A Senate Appropriations subcommittee approved a bill that included language to deny DOL funding to finalize and implement the fiduciary rule.
The provision is part of a $153.2 billion measure that would fund DOL, the Department of Health and Human Services, the Department of Education and several other agencies for fiscal-year 2016.
Both the Senate and House spending bills for the agencies include a so-called rider to defund the DOL rule. The full House Appropriations Committee is scheduled to vote on its version on Wednesday. The Senate bill will now head to the full appropriations panel in that chamber.
Secretary of Labor Thomas Perez indicated the agency would forge ahead with the fiduciary rule despite resistance from Capitol Hill.
“Every year in the appropriations cycle we deal with this same process, and we will continue to fight for what's best for American consumers,” Mr. Perez told reporters on the sidelines of a conference at the Brookings Institution in Washington on Tuesday.
Mr. Perez is a veteran of battles against appropriations riders.
“There was an effort last year to do the same,” Mr. Perez said. “It was not successful.”

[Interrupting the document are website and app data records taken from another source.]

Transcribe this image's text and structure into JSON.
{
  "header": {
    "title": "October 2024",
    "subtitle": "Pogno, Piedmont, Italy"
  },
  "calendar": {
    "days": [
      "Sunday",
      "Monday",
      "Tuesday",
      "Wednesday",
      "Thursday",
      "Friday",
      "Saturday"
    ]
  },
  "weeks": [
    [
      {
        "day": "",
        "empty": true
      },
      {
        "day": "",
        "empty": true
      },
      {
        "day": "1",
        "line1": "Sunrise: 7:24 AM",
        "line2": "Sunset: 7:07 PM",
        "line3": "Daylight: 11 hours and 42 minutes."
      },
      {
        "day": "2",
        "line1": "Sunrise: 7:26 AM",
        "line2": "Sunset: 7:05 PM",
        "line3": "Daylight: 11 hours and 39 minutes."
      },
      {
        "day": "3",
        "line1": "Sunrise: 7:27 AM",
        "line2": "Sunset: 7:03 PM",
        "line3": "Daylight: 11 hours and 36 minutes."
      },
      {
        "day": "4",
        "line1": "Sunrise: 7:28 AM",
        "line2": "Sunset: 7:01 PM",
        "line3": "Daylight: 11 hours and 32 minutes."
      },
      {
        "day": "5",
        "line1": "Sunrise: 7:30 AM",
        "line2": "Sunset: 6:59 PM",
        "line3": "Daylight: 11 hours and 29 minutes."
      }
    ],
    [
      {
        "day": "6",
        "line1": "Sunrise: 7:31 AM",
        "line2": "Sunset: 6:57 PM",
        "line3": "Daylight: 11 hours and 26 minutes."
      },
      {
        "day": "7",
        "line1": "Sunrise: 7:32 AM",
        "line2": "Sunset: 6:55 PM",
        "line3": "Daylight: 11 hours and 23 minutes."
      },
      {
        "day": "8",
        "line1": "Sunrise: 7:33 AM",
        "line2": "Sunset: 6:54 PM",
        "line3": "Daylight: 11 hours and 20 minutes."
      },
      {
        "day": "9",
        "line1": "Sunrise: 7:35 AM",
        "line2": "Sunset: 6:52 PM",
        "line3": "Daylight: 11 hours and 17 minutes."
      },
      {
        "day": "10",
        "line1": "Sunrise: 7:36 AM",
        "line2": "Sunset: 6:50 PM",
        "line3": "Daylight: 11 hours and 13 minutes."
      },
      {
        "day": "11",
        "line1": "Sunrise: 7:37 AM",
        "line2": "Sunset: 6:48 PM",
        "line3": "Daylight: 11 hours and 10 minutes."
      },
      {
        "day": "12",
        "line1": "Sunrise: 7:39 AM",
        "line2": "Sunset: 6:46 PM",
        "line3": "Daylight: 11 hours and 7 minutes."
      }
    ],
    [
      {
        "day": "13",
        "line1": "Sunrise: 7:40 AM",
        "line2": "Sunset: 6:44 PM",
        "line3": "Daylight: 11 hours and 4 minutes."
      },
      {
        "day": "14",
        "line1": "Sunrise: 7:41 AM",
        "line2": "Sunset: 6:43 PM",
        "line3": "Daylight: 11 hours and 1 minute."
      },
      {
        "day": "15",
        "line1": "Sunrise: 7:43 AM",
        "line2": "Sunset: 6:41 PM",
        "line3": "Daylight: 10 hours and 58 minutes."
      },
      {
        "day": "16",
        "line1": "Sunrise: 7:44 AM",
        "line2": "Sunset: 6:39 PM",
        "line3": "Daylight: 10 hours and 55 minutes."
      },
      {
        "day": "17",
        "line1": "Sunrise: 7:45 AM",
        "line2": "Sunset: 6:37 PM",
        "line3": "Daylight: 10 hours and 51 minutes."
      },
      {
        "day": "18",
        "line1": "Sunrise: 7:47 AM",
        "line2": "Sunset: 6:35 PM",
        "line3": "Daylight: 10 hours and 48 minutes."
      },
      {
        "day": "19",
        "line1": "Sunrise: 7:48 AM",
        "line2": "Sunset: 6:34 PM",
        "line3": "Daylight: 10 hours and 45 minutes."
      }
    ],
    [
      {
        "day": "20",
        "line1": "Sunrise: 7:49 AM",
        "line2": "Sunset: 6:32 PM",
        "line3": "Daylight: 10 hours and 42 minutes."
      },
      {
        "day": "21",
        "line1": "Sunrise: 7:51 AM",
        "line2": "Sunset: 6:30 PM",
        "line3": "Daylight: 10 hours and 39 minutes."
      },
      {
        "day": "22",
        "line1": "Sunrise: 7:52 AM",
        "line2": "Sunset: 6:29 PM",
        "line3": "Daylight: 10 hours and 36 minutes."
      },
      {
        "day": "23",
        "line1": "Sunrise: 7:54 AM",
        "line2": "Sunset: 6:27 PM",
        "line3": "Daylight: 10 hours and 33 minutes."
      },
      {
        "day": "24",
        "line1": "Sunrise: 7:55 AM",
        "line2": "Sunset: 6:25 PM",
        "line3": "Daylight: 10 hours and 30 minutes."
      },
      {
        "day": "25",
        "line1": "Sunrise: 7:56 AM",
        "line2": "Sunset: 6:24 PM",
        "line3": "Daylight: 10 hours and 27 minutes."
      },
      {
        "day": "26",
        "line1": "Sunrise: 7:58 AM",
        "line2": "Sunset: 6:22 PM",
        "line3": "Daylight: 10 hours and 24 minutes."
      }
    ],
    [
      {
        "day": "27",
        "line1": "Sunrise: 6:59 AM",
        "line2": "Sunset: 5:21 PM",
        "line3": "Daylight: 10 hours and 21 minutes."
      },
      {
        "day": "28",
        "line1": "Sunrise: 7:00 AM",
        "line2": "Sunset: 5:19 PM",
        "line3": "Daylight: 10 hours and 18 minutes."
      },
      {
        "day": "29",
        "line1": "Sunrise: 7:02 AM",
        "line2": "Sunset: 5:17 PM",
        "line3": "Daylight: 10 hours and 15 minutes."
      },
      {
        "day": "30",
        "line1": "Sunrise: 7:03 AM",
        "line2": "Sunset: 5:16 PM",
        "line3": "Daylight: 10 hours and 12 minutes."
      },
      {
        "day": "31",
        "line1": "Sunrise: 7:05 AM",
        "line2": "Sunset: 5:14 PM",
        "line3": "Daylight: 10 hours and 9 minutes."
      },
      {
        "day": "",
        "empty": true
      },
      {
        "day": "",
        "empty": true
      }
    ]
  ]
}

But unlike last year, when Democrats had the leverage of a Senate majority to stop the fiduciary defunding rider, Republicans now control both the House and Senate.
In a speech at an event sponsored by the Hamilton Project at Brookings, Mr. Perez said that finalizing the rule in the remaining 577 days of the Obama administration was “at or near the top of the list of the things we need to do to strengthen the middle class.”
In talking to reporters, Mr. Perez added: “We're making real progress toward producing a final rule that will be … a win for consumers, a win for [advisory] businesses that want a level playing field and a win for retirees.”
The rule is designed to reduce conflicts of interest for brokers working with 401(k) plans and individual retirement accounts by preventing them from inappropriately putting investors into high-fee products that eat away at their retirement savings.
It was introduced in April with strong White House backing. The comment period ends July 21.
Republicans and financial industry critics say the rule would foist significant liability risks and regulatory costs on brokers and potentially force them to abandon investors with modest balances in their retirement accounts.
The Financial Planning Association supports the rule and will talk to lawmakers Wednesday about defeating the rider during its Advocacy Day on Capitol Hill. About 60 FPA members will meet with 23 members of Congress.
“I am hopeful [the rider] will be stripped from the final appropriations bill,” said Karen L. Nystrom, the director of advocacy at the FPA.
Even though the congressional committees are voting in favor of the bills, she said that the rider can still be stopped.
“There's a lot of things going on behind the scenes and a lot of maneuvering that I'm not privy to,” Ms. Nystrom said.